[Opening STUDY MATERIAL section]

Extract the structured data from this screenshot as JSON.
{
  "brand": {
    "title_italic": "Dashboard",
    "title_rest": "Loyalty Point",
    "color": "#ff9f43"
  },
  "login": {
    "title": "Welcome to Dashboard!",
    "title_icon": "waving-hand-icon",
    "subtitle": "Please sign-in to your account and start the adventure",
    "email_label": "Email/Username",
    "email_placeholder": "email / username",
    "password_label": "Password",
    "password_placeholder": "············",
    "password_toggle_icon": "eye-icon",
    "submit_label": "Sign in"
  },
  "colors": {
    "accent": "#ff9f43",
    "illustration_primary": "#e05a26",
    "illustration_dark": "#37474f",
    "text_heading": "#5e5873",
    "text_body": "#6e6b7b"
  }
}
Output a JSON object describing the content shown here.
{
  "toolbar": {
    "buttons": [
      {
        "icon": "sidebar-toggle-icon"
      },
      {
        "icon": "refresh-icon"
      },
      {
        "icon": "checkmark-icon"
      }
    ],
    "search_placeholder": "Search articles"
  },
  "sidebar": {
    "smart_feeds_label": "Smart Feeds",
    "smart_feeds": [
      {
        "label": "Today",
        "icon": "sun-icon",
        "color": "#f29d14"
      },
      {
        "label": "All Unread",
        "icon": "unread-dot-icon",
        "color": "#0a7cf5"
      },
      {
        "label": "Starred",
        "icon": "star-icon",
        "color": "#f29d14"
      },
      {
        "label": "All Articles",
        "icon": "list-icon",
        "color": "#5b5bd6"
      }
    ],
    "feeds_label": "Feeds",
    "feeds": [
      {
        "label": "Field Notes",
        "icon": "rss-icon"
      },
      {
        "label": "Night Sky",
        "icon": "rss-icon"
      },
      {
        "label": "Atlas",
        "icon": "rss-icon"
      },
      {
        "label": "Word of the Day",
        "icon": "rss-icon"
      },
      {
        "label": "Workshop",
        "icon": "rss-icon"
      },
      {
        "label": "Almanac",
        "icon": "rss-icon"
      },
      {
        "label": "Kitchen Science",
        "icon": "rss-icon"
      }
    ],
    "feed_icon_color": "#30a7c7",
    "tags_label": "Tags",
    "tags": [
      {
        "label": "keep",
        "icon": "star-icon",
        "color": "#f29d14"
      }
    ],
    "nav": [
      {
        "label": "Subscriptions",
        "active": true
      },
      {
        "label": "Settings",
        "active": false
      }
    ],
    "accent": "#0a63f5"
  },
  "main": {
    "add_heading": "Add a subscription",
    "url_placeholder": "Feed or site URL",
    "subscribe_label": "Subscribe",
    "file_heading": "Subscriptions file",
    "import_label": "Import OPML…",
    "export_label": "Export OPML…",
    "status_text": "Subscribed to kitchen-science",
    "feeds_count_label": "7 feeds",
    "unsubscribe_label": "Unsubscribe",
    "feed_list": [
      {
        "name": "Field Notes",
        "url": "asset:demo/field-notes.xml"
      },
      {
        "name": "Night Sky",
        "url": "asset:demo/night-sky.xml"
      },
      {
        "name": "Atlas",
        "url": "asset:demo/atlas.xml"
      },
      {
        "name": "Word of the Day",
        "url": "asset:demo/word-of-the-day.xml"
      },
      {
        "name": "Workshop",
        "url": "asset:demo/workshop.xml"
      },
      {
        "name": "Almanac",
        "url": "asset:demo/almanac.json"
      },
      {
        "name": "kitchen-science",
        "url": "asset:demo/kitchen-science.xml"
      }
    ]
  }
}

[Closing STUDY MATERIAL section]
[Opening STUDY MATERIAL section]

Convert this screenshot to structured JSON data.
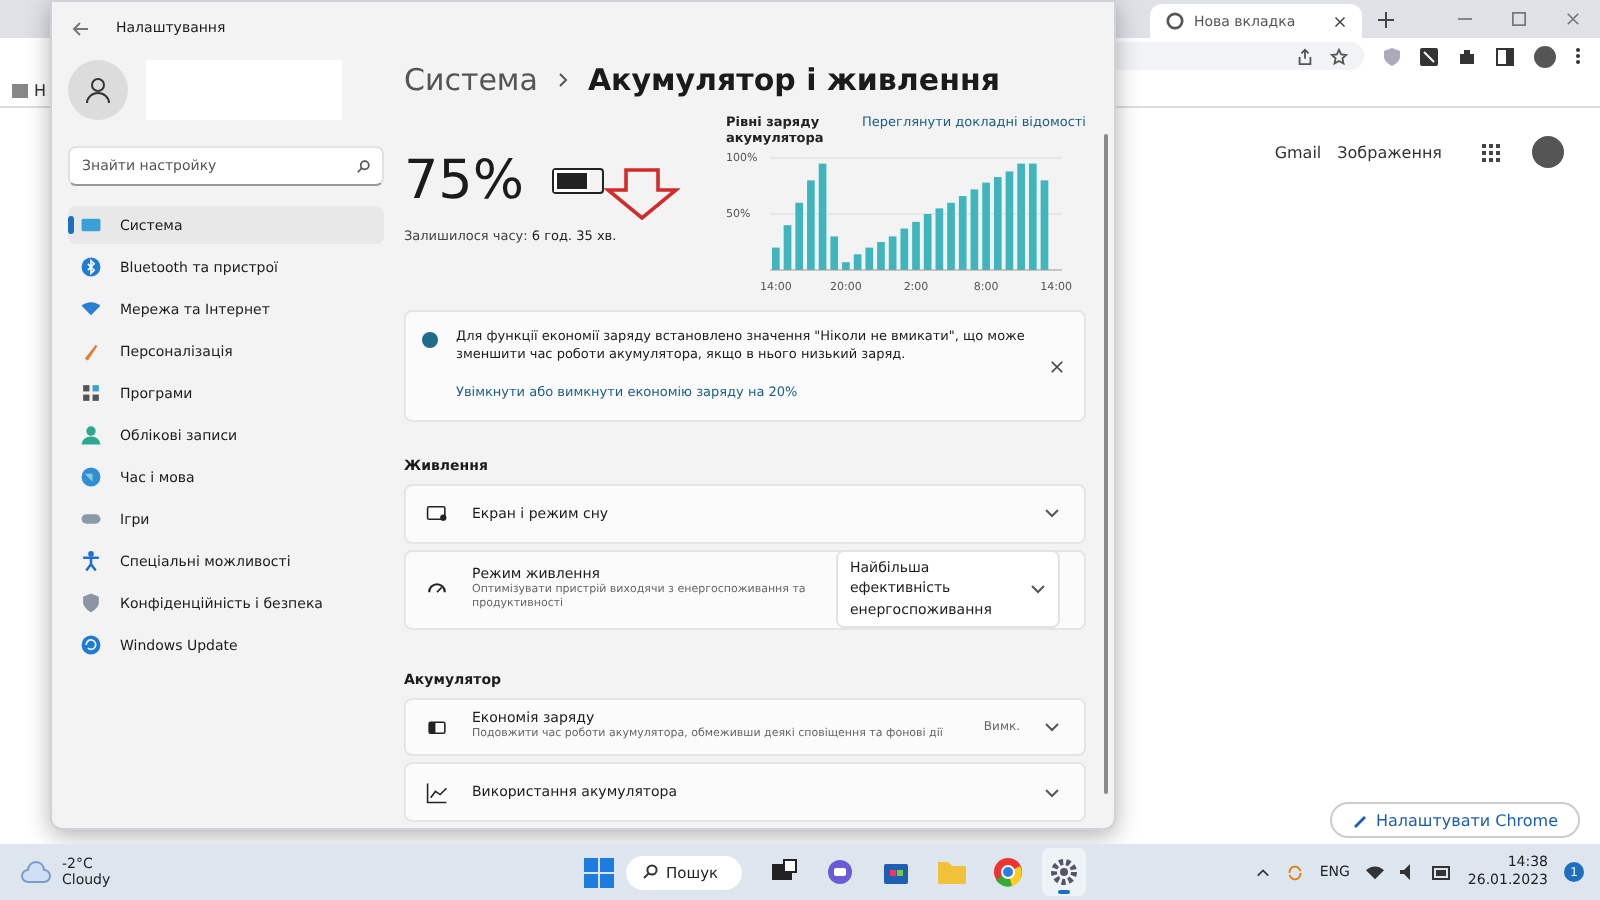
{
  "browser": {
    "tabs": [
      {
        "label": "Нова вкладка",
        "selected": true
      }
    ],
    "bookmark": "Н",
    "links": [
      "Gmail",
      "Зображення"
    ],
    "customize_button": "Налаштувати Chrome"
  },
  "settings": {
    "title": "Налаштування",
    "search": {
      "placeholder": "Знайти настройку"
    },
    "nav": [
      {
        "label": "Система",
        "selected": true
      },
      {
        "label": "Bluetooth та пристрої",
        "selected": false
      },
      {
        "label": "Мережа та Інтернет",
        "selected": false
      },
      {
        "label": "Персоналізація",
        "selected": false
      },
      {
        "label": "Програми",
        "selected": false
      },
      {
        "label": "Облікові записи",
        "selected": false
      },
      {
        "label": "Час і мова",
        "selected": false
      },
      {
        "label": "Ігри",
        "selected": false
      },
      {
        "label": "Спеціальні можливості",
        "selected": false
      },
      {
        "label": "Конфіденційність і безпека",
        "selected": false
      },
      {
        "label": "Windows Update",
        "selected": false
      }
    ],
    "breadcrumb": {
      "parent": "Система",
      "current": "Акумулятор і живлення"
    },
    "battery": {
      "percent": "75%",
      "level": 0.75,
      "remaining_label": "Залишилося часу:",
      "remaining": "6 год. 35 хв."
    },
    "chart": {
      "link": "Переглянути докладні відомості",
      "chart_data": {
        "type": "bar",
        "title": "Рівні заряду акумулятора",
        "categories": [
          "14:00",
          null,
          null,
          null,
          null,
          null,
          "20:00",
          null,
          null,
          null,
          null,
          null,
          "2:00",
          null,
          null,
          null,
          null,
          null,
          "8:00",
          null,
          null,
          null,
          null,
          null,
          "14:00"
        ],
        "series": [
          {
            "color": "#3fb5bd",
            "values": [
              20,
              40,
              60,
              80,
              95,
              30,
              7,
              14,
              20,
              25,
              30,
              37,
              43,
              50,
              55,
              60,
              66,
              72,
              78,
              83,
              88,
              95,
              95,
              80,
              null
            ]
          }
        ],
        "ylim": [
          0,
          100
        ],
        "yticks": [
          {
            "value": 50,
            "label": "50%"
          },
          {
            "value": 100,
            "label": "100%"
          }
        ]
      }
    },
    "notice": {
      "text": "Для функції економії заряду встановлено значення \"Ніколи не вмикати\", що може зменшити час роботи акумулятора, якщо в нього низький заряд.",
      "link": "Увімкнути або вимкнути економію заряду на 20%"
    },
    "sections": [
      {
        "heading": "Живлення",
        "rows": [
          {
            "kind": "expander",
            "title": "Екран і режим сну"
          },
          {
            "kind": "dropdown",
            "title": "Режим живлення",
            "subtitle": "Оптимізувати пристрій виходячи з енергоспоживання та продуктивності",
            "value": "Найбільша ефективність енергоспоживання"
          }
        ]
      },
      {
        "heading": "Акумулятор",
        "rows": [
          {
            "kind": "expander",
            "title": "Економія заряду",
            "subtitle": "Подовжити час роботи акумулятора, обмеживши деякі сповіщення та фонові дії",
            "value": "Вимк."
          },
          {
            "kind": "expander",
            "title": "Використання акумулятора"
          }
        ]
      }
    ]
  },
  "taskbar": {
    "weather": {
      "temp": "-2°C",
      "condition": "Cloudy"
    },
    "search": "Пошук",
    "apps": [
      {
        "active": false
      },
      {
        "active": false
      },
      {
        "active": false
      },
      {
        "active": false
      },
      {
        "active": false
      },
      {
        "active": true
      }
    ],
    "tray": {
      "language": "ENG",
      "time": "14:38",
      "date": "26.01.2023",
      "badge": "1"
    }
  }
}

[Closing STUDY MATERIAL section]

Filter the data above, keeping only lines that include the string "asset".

_ANSWER SECTION:_
        "url": "asset:demo/field-notes.xml"
        "url": "asset:demo/night-sky.xml"
        "url": "asset:demo/atlas.xml"
        "url": "asset:demo/word-of-the-day.xml"
        "url": "asset:demo/workshop.xml"
        "url": "asset:demo/almanac.json"
        "url": "asset:demo/kitchen-science.xml"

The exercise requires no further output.